The most exciting item to report from the 2014 American
Literary Translators Association conference is that a translation from the
Vvedensky’s An Invitation for Me to
Think, translated by Eugene
Ostashevsky and Matvei
Yankelevich, and published by New York Review Books—won the National Translation Award (NTA).
Yankelevich accepted the award, saying he and Ostashevsky were “grateful on our
authors’ behalf.” Yankelevich read several poems from the book as well as a
statement from Ostashevsky, who selected poems for the collection and wrote its
introduction but couldn’t come to Milwaukee. NYRB sent me a copy of An Invitation for Me to Think when the
book was released last year, I’ve
heard Yankelevich read from it twice now, and I’ve picked up the book several
times to read poems, Ostashevsky’s introduction, and even the notes in the back.
But I seem to lack the vocabulary to write about my thoughts and/or feelings
about the poems—not surprising, perhaps, since the topics of бессмыслица
(meaninglessness/absurdity/nonsense to borrow from Ostashevsky’s introduction)
and “How do you write in a language that is false?” came up in Yankelevich and
Ostashevsky’s comments at ALTA—so will simply recommend them (the poems, that
is, not my thoughts and/or feelings) and, of course, this compactly complete
book, by saying that these translations are starkly and strangely beautiful and
Hydrangea,” which Yankelevich translated, particularly gets me. The Lucien
Stryk Prize, which recognizes translations of Asian poetry or Zen Buddhism into
English, went to Jonathan Chaves for Every Rock a Universe—The Yellow
Mountains and Chinese Travel Writing, (Floating
World Editions, 2013), which features works by Wang Hongdu.
|The Annunciation, c. 1490-95|
Sandro Botticelli (with assistance?)
P.P.S. I spent this afternoon at my local library for a screening of the documentary Russia’s Open Book: Writing in the Age of Putin, with the film’s co-directors, Sarah Wallis and Paul Mitchell.
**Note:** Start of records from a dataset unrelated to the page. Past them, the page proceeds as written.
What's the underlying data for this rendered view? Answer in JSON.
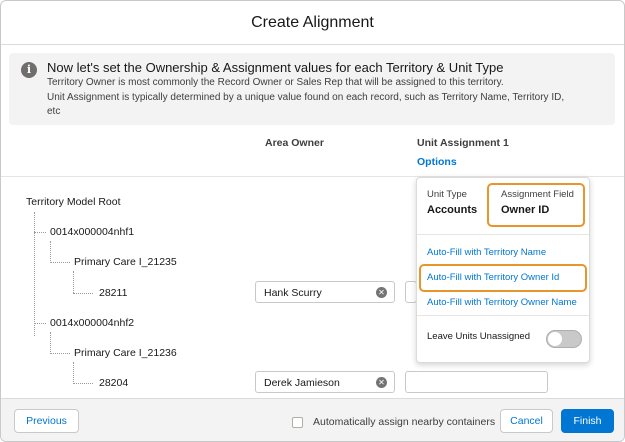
{
  "modal": {
    "title": "Create Alignment"
  },
  "info": {
    "title": "Now let's set the Ownership & Assignment values for each Territory & Unit Type",
    "line1": "Territory Owner is most commonly the Record Owner or Sales Rep that will be assigned to this territory.",
    "line2": "Unit Assignment is typically determined by a unique value found on each record, such as Territory Name, Territory ID,",
    "line3": "etc"
  },
  "columns": {
    "area_owner": "Area Owner",
    "unit_assignment": "Unit Assignment 1",
    "options_link": "Options"
  },
  "tree": {
    "root": "Territory Model Root",
    "nodes": [
      {
        "label": "0014x000004nhf1"
      },
      {
        "label": "Primary Care I_21235"
      },
      {
        "label": "28211",
        "owner": "Hank Scurry"
      },
      {
        "label": "0014x000004nhf2"
      },
      {
        "label": "Primary Care I_21236"
      },
      {
        "label": "28204",
        "owner": "Derek Jamieson"
      }
    ]
  },
  "popover": {
    "unit_type_label": "Unit Type",
    "unit_type_value": "Accounts",
    "assignment_field_label": "Assignment Field",
    "assignment_field_value": "Owner ID",
    "options": [
      "Auto-Fill with Territory Name",
      "Auto-Fill with Territory Owner Id",
      "Auto-Fill with Territory Owner Name"
    ],
    "toggle_label": "Leave Units Unassigned",
    "toggle_on": false
  },
  "footer": {
    "previous": "Previous",
    "auto_assign_label": "Automatically assign nearby containers",
    "cancel": "Cancel",
    "finish": "Finish"
  },
  "colors": {
    "brand": "#0176d3",
    "highlight": "#e8952b"
  }
}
You can watch it, too, on YouTube. Even if you won’t be able to ask the directors questions, you’ll still get Stephen Fry’s readings of excerpts from several novels—set to wonderful animated segments—as well as interviews with writers including Zakhar Prilepin and Lyudmila Ulitskaya. The very last minute or two, with Vladimir Sorokin, jolted me yet again, even on my third or fourth viewing.
Other pieces about the conference:
Tanya Paperny about Politics and Transaltion, on Words Without Borders
Susan Bernofsky/Translationista on What I Learned at ALTA 2014